Sensory play at home is at the heart of Ayesha Parak-Makada’s play philosophy.
The Durban mother of two, who studied Social Science at the University of KwaZulu-Natal, made a name for herself with her toddler playgroup called Mums & Cubs. She most recently published a collation of those “recipes” in her book for parents, called Sticky Fingers.
If you’ve ever left your preschoolers to their own devices with dinner, you know why it works; once they’re done eating, they’re very happy to explore their food with their fingers.
“Mums & Cubs specialises in messy play,” says Parak-Makada.
“We provide children with an environment to experience messy play and explore their senses. Toddlers are also given an opportunity to meet and socialise with each other.
“All of the classes are geared towards helping children hone their fine and gross motor skills in a fun and educational way.
“Each class has an exciting and engaging theme, with many different activities that all tie in. This affords mothers a fantastic opportunity to bond with their children, as well as to meet and make “mummy friends”.
Her sensory play recipes include different kinds of slime and playdough.
“Unless otherwise stated, all of the recipes are taste safe!
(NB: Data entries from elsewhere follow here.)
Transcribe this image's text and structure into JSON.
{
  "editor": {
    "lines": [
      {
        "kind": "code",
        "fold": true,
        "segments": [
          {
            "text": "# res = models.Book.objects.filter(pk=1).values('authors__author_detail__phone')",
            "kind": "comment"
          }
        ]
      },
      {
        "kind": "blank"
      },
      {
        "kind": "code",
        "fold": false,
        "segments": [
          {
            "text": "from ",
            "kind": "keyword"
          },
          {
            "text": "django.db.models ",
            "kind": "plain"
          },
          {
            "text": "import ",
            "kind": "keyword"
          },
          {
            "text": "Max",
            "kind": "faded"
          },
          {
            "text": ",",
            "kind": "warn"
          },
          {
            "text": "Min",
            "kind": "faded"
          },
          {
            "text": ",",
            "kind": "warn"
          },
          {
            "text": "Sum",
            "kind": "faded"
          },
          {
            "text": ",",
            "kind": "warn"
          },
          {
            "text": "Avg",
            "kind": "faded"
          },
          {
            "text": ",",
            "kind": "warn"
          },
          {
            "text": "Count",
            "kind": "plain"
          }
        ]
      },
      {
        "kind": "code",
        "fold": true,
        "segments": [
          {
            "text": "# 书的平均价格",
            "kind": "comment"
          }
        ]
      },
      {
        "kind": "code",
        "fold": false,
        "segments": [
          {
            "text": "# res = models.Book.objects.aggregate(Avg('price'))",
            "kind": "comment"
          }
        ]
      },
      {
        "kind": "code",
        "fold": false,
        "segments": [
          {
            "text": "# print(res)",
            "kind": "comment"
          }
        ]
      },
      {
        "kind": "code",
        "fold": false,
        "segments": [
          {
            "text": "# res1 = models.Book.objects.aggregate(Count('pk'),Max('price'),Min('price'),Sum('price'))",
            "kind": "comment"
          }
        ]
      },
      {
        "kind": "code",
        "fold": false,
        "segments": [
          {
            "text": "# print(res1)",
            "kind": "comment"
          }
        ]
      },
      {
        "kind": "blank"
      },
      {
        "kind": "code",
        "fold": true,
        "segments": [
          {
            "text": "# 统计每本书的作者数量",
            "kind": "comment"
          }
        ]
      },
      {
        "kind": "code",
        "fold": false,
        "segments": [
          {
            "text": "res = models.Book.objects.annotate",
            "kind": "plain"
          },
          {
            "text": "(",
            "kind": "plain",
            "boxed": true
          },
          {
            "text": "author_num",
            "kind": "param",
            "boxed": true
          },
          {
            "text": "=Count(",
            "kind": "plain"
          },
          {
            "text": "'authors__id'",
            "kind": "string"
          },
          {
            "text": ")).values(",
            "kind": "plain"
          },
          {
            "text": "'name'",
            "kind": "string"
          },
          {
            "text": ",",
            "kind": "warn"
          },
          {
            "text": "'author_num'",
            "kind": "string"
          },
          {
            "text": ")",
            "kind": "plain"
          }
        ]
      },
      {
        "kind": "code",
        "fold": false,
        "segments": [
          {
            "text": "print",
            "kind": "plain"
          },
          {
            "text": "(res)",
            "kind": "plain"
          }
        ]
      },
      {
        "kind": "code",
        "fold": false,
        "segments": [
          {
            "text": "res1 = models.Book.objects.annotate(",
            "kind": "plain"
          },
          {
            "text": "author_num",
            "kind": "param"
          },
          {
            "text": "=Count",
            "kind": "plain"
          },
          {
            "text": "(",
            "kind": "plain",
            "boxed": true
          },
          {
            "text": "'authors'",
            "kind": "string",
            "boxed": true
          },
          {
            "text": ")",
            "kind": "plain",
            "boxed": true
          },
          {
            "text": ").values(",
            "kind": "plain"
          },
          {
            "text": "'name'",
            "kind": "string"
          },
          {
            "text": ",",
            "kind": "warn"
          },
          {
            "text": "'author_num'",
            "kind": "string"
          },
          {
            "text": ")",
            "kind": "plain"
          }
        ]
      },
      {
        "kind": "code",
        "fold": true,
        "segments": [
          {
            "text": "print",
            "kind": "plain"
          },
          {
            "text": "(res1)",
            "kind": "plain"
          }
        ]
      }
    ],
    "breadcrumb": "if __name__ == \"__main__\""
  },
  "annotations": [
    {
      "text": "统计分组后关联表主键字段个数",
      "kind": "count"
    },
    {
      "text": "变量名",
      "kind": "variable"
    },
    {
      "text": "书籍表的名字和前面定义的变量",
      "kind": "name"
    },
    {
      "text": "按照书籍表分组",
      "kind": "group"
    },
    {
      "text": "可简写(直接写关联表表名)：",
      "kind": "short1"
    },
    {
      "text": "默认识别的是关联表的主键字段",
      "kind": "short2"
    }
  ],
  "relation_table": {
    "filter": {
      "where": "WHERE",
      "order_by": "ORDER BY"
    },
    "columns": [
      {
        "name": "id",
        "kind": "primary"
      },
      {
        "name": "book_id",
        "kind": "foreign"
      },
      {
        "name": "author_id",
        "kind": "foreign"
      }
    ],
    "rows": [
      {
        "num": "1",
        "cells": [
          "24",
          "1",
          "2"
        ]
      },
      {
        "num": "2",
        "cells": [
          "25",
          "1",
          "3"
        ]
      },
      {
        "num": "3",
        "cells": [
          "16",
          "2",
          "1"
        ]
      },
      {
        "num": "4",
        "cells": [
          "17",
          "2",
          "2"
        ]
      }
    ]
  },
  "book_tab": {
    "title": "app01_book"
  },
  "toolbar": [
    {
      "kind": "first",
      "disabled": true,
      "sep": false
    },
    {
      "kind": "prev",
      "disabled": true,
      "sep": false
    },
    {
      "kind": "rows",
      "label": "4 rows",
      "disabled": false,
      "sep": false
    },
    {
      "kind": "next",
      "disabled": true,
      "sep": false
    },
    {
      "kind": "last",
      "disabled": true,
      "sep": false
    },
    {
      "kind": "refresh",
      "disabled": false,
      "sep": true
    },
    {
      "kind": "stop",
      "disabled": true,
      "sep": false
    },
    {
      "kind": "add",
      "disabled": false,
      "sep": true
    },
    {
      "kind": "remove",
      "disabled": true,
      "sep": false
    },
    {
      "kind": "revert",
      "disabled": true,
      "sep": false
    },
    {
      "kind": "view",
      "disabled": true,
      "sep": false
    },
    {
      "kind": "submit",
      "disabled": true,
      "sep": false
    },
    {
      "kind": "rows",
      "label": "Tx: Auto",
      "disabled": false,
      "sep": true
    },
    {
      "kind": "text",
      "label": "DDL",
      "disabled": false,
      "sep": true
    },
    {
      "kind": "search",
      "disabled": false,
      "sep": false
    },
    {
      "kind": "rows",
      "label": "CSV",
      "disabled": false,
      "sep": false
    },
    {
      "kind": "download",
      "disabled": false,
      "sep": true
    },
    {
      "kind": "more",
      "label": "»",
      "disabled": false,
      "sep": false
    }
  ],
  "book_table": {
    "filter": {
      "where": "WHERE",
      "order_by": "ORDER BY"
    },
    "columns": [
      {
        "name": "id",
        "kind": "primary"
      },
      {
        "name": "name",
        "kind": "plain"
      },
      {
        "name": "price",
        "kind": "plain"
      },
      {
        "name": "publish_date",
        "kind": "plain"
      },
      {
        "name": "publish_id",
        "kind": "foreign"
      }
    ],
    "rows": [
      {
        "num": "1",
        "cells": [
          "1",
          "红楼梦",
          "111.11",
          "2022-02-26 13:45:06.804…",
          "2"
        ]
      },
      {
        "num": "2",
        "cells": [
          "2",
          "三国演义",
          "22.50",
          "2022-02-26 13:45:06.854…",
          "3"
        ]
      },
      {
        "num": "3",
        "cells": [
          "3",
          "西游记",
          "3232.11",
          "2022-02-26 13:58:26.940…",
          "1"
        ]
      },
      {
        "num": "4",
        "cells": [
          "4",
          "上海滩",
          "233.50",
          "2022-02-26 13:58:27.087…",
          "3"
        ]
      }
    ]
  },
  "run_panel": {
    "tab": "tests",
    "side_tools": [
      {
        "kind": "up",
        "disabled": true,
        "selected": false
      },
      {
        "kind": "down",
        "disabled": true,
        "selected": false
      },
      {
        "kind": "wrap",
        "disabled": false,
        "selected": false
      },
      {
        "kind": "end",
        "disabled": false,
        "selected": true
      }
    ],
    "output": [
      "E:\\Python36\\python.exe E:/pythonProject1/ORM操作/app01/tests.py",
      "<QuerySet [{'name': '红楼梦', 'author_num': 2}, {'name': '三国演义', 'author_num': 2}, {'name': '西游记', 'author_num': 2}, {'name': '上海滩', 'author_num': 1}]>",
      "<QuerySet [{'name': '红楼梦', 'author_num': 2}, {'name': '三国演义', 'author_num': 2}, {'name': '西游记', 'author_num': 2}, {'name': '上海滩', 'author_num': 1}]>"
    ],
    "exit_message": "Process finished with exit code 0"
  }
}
This makes them perfect for toddlers as well as older kids.”
She says: “From birth, children learn about the world around them using their five senses. Sensory play encourages learning in a practical way that stimulates a child’s senses.
“By stimulating a child’s senses we are sending signals to the child’s brain; in doing so we are helping to strengthen important neural pathways that are integral for learning and development. This also helps prime the brain for learning other skills.
“Sensory play has been described by many teachers as being the foundation of all skills children will use at school, including learning to read, write and solve maths and science problems.
“It is also by playing that children learn and develop as individuals, and as members of the community.”
Parak-Makada is also firmly in favour of baking with your kids this holiday.
“While the kitchen can very easily be described as a very dangerous place, with hazards in every nook and cranny - from knives, to glassware, and even open flames - I think there is no better classroom for a toddler.
“Baking with a child is the perfect fun way to introduce them to so many new concepts and experiences. Whether you are exploring early numeracy by counting and weighing ingredients, or expanding their vocabulary by talking about all the interesting things that can be found in a kitchen.
“For me, no session of cooking with kids is complete unless everyone has smelt every spice that has gone into our dish. Try it this holiday, you might find you have loads of fun without even leaving the house.”
* The book is available from www.mumsandcubs.co.za